Respect each other and celebrate diversity is one of Songkick’s core values. Groupthink can be the enemy of innovation, and there’s a ton of research12 that’s been done to look at group dynamics and what a diverse set of experiences can bring to the table. So as well as creating a welcoming and supportive environment for everyone to work in, it helps us to build better products, too.
The Pipeline Problem
You will have probably heard of this – for the uninitiated, this is a way to explain lack of diversity in the tech industry due to problems earlier in the “pipeline”, eg gender biases which manifest themselves in schools and affect study choices, which in turn affect the number of applicants for jobs at companies like ours.
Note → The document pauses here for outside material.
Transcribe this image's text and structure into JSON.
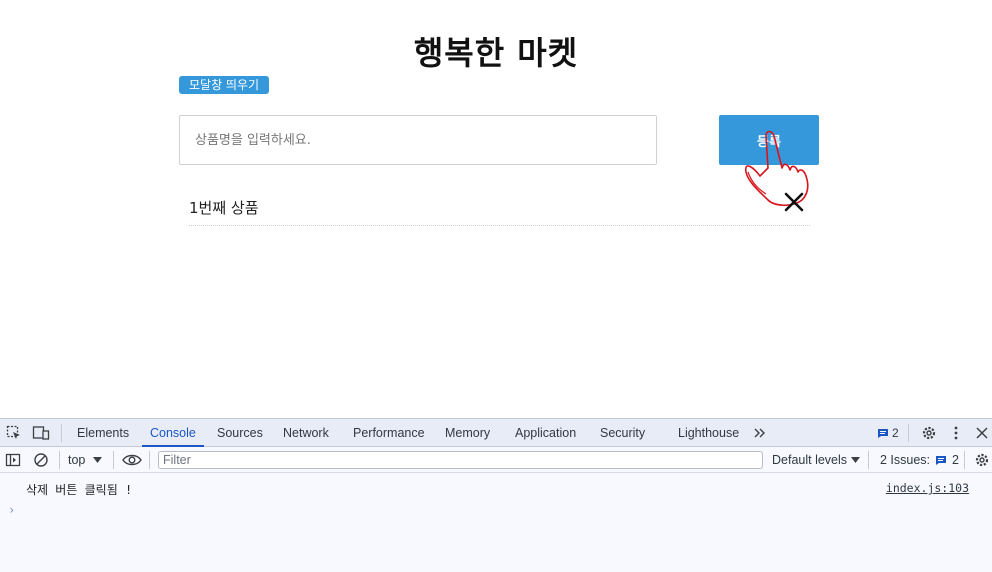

This is a hard and acknowledged problem and Songkick can’t solve it (unfortunately!), although there are things which we can do to both attract diverse candidates and try to eliminate potentially biased treatment once they’re in our hiring pipeline.
Outside of our immediate hiring needs we can also contribute to a healthy debate on the issues and promote technology as a career choice to all.
So let’s start with widening the pipeline…
However good our hiring process, this will make no difference if we don’t fix the top of the funnel. We can be honest about this – we don’t get many women candidates. There are some great organisations such as Women Who Code who have a strong presence in London. We have hosted WWC meetups in our office and are in talks to host more in the future, and have also advertised on their job board. We have a hiring presence at conferences such as Lead Developer that care about diversity and have strong Codes of Conduct. Women are of course not the only minority group in tech, so there’s more we can do here.
We don’t have a preferred list of companies or universities to hire from, and indeed not all of our tech team studied at university.
A note on advertising
When reaching out to candidates, language is important. We run our job posts through linting tools such as joblint and textio. You will never see Songkick hiring for a ninja or wizard. These measures are easy and quick to implement, there’s really no excuse for not doing it. Our job listings only list the essential experience and engineering concepts you need to do the job, rather than using a wishlist of “nice to have” skills.
We’ve got a more diverse set of candidates – now what?
Once we have made contact with candidates we have some extra safeguards in place to avoid bias where it is practical to do so. For example, the coding exercise will be anonymised by the hiring manager, redacting all personal information before forwarding on to someone else to mark. We maintain a flexible interview schedule to accommodate our candidates as best as possible.
We base the technical interview around scenarios similar to those you’d find day-to-day in your job at Songkick, rather than expecting you to recall an obscure section of an university computer science course or solve brain teasers34. We’re looking for good all-round problem-solving ability and a willingness to ask questions.
Not everyone has the same preferences when it comes to ways of working, so during interview we’ll look to see if we can accommodate these rather than insisting that new hires conform to our existing style.
As in everything we do, we follow the principle of Continuous Improvement. In our Tech Team Offsite we had an action point to make our social activities less alcohol-based, allowing more people to take part and feel welcome if drinking was not their thing. We also wanted to schedule more of these activities in working hours so those with more commitments during the evening were not excluded.
We keep diversity and respect part of the conversation at work. We are always looking at what other companies are doing to tackle these issues, and encourage our team to call out any behaviour which is not respectful.
As we grow, we are developing a clear set of progression routes to support different interests within the technology team, from managerial to pure technical.
There’s still work to be done..
So what more could we do? We have a hiring council to bring more ideas to the table. One task is trying to find more diverse advertising channels. While there are many organisations for under-represented groups in technology, not all of them have corresponding job boards.
Our awesome team has been pro-active in outreach, and we’ve had some success with random shout-outs on slack channels. We are also looking at developing internships in the technology team and supporting graduates from intensive web development courses (not only university).
I was hired from Silicon Milk Roundabout, and there was an element of chance to it. I knew who Songkick were but didn’t approach them because I didn’t know Ruby (which they had listed on their stand), but a proactive member of the team approached me and assured me this was ok, and here I am a year and a half later. We now no longer specify language requirements in our ads, and hopefully this has helped in attracting a more diverse set of candidates since I started.
I’m really proud to work in a team that values diversity, if you would like to be part of this, please get in touch.
References and further reading
1. How diversity makes us smarter by Katherine W. Phillips
2. Why diversity matters by McKinsey and Company
3. Why we don’t hire programmers based on puzzles, API quizzes, math riddles, or other parlor tricks by DHH
4. Interview with Laszlo Bock, senior vice president of people operations at Google, The New York Times